━━ Data for review

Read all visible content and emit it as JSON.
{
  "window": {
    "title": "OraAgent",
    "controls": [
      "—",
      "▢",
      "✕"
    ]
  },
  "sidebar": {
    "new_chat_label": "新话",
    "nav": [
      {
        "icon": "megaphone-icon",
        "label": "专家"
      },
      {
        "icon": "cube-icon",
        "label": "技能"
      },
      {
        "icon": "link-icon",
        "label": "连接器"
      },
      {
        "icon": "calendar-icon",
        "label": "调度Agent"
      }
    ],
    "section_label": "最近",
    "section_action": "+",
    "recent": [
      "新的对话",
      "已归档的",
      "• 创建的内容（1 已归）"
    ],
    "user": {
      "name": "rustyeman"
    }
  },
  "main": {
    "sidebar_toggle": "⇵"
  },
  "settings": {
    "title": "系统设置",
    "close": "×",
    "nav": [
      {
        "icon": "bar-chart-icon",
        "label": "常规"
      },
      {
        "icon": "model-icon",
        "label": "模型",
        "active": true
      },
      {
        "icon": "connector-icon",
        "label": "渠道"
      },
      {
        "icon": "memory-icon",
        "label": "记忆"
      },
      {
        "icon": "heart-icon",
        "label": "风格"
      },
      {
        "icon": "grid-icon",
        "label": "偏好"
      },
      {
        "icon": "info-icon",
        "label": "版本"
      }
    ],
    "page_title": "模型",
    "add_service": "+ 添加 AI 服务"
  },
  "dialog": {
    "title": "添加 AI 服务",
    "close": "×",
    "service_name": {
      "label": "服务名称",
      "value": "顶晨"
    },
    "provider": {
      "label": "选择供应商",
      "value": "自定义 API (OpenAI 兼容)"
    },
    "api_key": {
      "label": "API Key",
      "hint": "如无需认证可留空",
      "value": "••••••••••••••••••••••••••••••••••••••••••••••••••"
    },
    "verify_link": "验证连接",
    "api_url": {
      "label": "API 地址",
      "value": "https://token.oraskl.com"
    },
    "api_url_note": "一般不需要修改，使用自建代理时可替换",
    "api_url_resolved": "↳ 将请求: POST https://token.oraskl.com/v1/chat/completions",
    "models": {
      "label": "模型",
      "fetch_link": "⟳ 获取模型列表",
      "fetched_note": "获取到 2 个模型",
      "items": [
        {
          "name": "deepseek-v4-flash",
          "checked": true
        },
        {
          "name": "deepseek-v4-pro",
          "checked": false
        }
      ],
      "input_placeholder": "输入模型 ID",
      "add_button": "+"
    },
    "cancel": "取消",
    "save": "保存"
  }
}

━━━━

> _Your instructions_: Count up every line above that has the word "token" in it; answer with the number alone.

> _Solution for this exercise_: 2